Wall Street is acting otherwise, but the tech upturn isn't over yet for chip equipment makers, according to Semiconductor Equipment and Materials International, or SEMI. Amid an industry-wide selloff Monday, the chip equipment trade group said its members don't expect industry growth to top out until around the second quarter of 2005.
The trade group's findings, part of a midyear forecast issued at the annual SEMICON West chip equipment conference, should provide some solace for beleaguered bulls -- those who say the current growth cycle still has plenty of oomph. But as the first week of earnings season beckons, the debate has been dominated by pessimists who argue the chip industry will hit tough year-over-year growth comparisons in the second half of 2004.
On Monday, for example, investors were ditching chip and chip equipment stocks after Merrill Lynch dished out two downgrades, dropping its rating on the chip industry from overweight to underweight and nudging down its equipment industry rating from overweight to neutral.
The brokerage giant is fairly sunny on the near-term forecast for chip equipment makers, saying the second-quarter reporting season could actually lead to some upward estimate revisions for the second half of the year. But heading into 2005, such upside will become much harder to find, Merrill concluded.
Reacting to the downgrade, the benchmark Philadelphia Stock Exchange Semiconductor Index was recently off 3.4%, while
(which Merrill downgraded to neutral from buy) was recently down 70 cents, or 2.6%, to $25.88 and
was off 71 cents, or 3.8%, to $17.94. Other equipment names down on the news included
The Merrill downgrade came just as influential equipment play
kicked off the chip earnings season with
solid results. While management said repeatedly on a conference call that the company has seen no hint of a slowdown yet, it wasn't enough to appease nervous investors: Novellus shares were recently off $1.62, or 5.2%, to $29.42.
Banc of America analyst Mark FitzGerald noted that September order growth for Novellus, excluding an acquisition, is forecast at 0% to 5%, below his estimate of 7%. (He has a neutral rating on the shares; his firm has recently done investment banking for Novellus.)
In an interesting twist, the Semiconductor Equipment and Materials International's upbeat view was basically endorsed by Merrill, which predicted orders and revenue for the sector could peak in the first half of 2005.
But while the two sides agree on the likely shape and timing of the semiconductor cycle, they dispute the magnitude of industry growth.

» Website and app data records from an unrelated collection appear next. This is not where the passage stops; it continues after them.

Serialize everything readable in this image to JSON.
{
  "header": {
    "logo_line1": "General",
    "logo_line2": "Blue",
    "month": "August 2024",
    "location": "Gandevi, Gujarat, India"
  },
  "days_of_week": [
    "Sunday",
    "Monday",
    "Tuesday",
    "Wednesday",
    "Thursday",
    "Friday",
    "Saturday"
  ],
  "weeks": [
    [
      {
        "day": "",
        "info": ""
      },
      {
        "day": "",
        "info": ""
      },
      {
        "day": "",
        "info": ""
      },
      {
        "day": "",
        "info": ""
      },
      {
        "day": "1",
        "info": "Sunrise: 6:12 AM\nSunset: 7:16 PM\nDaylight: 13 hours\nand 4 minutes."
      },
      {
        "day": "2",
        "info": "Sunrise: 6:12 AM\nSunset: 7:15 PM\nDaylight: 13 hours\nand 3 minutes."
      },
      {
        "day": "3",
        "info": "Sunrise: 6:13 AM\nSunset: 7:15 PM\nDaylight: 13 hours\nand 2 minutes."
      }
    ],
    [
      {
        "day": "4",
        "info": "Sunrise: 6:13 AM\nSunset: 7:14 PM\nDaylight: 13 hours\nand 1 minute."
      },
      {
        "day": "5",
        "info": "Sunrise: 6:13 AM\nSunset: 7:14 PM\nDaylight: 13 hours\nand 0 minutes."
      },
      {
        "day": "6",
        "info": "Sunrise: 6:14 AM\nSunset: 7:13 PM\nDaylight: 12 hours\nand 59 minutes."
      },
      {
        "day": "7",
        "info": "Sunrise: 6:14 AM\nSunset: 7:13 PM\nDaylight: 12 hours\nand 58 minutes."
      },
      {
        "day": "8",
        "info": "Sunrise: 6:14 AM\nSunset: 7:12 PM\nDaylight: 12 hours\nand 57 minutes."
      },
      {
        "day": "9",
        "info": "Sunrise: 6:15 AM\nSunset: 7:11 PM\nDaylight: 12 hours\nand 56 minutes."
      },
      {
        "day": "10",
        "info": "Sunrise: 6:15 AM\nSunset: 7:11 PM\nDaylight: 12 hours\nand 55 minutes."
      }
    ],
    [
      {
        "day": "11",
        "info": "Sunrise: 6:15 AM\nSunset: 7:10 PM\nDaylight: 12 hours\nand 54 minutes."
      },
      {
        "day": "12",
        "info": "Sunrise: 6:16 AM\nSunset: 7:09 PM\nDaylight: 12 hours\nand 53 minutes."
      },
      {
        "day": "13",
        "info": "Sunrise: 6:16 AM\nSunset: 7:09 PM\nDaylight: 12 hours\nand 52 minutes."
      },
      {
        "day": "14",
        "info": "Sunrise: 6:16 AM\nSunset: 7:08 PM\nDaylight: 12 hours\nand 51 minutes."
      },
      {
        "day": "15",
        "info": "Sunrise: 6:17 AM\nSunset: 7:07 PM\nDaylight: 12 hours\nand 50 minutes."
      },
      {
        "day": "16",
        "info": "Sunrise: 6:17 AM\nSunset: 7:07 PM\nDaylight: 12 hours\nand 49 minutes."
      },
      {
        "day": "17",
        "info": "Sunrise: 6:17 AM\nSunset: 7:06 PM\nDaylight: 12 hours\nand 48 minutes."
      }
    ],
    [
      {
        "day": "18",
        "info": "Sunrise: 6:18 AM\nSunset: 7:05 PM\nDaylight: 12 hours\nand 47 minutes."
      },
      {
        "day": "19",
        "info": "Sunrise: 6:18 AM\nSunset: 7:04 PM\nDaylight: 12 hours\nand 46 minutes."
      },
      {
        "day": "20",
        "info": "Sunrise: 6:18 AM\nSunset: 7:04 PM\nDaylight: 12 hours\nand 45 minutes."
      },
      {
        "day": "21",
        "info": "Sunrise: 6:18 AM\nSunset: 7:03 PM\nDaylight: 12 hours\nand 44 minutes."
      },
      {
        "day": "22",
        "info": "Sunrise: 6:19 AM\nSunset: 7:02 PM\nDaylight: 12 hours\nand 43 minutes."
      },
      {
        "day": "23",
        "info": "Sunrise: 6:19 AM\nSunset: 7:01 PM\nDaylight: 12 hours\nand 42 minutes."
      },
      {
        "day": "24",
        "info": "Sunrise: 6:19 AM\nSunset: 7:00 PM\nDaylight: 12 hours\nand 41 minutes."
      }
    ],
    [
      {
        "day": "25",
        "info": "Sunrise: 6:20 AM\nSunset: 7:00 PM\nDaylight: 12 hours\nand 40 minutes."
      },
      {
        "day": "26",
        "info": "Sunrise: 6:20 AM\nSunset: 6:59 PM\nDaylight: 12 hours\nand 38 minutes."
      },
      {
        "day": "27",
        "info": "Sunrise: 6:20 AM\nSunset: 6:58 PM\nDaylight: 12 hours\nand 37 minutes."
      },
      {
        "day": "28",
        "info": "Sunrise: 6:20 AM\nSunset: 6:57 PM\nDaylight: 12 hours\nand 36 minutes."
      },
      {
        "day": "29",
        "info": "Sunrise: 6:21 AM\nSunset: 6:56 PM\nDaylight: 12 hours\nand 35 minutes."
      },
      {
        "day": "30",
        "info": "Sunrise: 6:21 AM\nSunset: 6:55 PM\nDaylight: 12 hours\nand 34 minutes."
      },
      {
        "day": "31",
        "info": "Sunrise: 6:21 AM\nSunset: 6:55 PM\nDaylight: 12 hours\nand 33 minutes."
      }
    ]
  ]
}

SEMI expects sales to jump a robust 63% this year to $36.2 billion, with revenue growth tapering off to a still-healthy 24% in 2005.
But Merrill Lynch was less optimistic, estimating that the typical chip equipment outfit will see growth rates of 49% in 2004 but just 14% in 2005.